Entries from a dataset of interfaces

=-=-=

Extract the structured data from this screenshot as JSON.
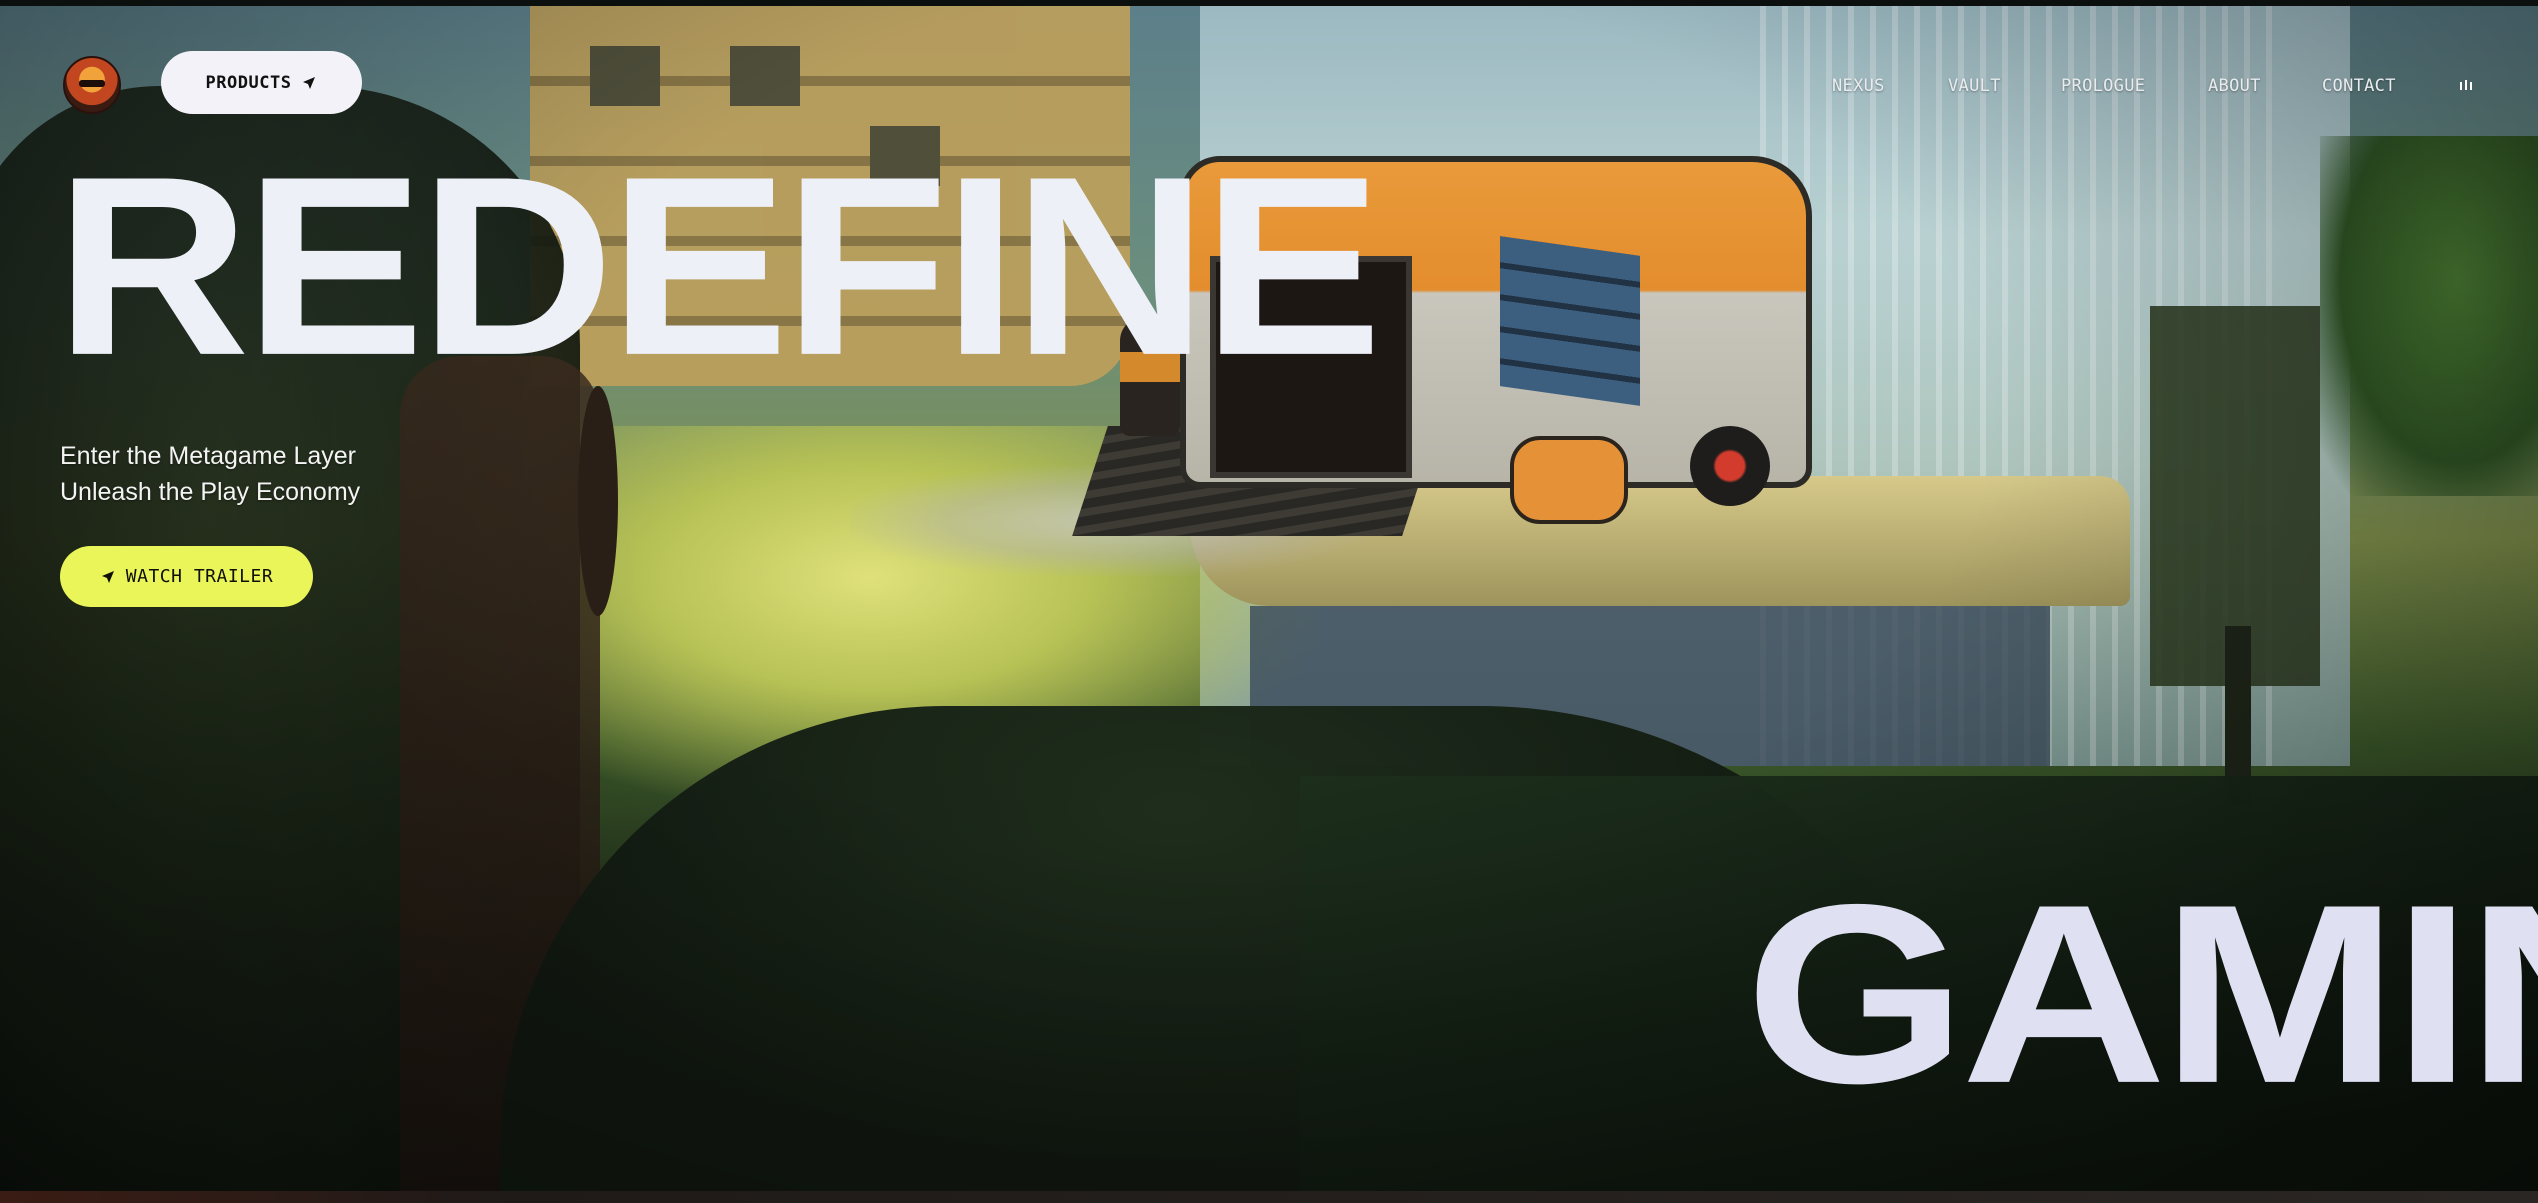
{
  "header": {
    "products_label": "PRODUCTS",
    "nav": [
      {
        "id": "nexus",
        "label": "NEXUS"
      },
      {
        "id": "vault",
        "label": "VAULT"
      },
      {
        "id": "prologue",
        "label": "PROLOGUE"
      },
      {
        "id": "about",
        "label": "ABOUT"
      },
      {
        "id": "contact",
        "label": "CONTACT"
      }
    ]
  },
  "hero": {
    "title_top": "REDEFINE",
    "title_bottom": "GAMING",
    "tagline_1": "Enter the Metagame Layer",
    "tagline_2": "Unleash the Play Economy",
    "cta_label": "WATCH TRAILER"
  },
  "colors": {
    "cta_bg": "#eaf55a",
    "products_bg": "#f3f2f8",
    "title_text": "#eef0f8"
  },
  "icons": {
    "logo": "logo-icon",
    "products_arrow": "arrow-icon",
    "cta_arrow": "arrow-icon",
    "audio": "audio-indicator-icon"
  }
}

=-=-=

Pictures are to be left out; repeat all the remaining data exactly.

### Solved problem
Extract the structured data from this screenshot as JSON.
{
  "header": {
    "products_label": "PRODUCTS",
    "nav": [
      {
        "id": "nexus",
        "label": "NEXUS"
      },
      {
        "id": "vault",
        "label": "VAULT"
      },
      {
        "id": "prologue",
        "label": "PROLOGUE"
      },
      {
        "id": "about",
        "label": "ABOUT"
      },
      {
        "id": "contact",
        "label": "CONTACT"
      }
    ]
  },
  "hero": {
    "title_top": "REDEFINE",
    "title_bottom": "GAMING",
    "tagline_1": "Enter the Metagame Layer",
    "tagline_2": "Unleash the Play Economy",
    "cta_label": "WATCH TRAILER"
  },
  "colors": {
    "cta_bg": "#eaf55a",
    "products_bg": "#f3f2f8",
    "title_text": "#eef0f8"
  },
  "icons": {
    "logo": "logo-icon",
    "products_arrow": "arrow-icon",
    "cta_arrow": "arrow-icon",
    "audio": "audio-indicator-icon"
  }
}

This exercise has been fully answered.